## WHAT YOU SHOULD DO
In the records below, pick out all lines containing the word "kind".

[Element data from apps and pages]
····················

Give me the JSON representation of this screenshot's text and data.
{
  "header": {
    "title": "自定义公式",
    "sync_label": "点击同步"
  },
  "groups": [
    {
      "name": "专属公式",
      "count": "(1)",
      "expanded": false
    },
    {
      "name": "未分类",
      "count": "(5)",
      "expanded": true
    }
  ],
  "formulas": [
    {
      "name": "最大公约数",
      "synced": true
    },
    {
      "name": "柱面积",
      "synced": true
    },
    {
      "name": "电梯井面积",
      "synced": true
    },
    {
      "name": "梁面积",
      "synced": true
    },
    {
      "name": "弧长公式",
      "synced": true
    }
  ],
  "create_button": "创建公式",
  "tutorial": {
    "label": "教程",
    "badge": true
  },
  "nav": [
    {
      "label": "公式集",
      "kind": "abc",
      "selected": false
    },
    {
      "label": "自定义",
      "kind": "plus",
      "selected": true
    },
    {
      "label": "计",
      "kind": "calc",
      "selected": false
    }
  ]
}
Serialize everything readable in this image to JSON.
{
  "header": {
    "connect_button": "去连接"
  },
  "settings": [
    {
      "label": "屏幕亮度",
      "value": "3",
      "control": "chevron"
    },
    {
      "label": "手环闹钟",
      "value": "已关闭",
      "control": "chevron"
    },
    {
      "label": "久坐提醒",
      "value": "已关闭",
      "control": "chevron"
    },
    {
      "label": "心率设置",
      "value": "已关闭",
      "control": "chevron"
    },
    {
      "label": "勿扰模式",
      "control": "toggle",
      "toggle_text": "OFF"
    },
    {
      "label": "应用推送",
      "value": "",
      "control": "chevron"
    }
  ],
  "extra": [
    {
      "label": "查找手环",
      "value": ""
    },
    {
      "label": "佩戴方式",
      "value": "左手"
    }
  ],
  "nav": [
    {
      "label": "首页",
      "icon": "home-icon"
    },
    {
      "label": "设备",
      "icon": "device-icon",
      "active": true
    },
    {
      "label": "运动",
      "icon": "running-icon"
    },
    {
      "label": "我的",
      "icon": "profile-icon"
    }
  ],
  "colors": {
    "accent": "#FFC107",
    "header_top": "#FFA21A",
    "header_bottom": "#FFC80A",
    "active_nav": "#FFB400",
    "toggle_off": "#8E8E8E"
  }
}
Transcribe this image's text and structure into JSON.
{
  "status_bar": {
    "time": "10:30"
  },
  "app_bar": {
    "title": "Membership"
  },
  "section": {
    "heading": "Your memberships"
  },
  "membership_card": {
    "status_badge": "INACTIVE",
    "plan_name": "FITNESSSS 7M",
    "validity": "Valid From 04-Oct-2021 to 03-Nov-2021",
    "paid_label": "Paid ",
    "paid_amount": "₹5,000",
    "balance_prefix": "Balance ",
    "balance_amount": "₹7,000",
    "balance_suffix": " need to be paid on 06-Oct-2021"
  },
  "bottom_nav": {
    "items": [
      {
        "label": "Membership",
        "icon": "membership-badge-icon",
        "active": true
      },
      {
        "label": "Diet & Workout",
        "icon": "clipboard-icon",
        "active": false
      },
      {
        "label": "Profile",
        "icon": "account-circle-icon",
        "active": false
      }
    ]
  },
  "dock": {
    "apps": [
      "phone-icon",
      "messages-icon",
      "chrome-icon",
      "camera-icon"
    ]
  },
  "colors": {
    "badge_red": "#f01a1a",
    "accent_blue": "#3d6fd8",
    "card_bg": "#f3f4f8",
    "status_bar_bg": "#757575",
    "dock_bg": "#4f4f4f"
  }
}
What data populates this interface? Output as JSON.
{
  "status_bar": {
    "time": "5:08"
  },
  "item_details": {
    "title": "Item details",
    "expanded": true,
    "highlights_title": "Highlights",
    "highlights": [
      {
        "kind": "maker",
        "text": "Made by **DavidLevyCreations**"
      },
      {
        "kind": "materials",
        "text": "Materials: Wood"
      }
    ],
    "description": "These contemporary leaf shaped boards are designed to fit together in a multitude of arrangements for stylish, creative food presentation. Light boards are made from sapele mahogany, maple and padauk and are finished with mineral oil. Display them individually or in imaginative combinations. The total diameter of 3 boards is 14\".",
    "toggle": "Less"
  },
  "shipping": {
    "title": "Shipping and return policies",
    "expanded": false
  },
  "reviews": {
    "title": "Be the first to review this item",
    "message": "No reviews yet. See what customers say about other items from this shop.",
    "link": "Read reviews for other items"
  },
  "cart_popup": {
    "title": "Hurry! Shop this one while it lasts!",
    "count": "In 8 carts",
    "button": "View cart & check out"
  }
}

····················

## TASK SOLUTION
      "kind": "abc",
      "kind": "plus",
      "kind": "calc",
        "kind": "maker",
        "kind": "materials",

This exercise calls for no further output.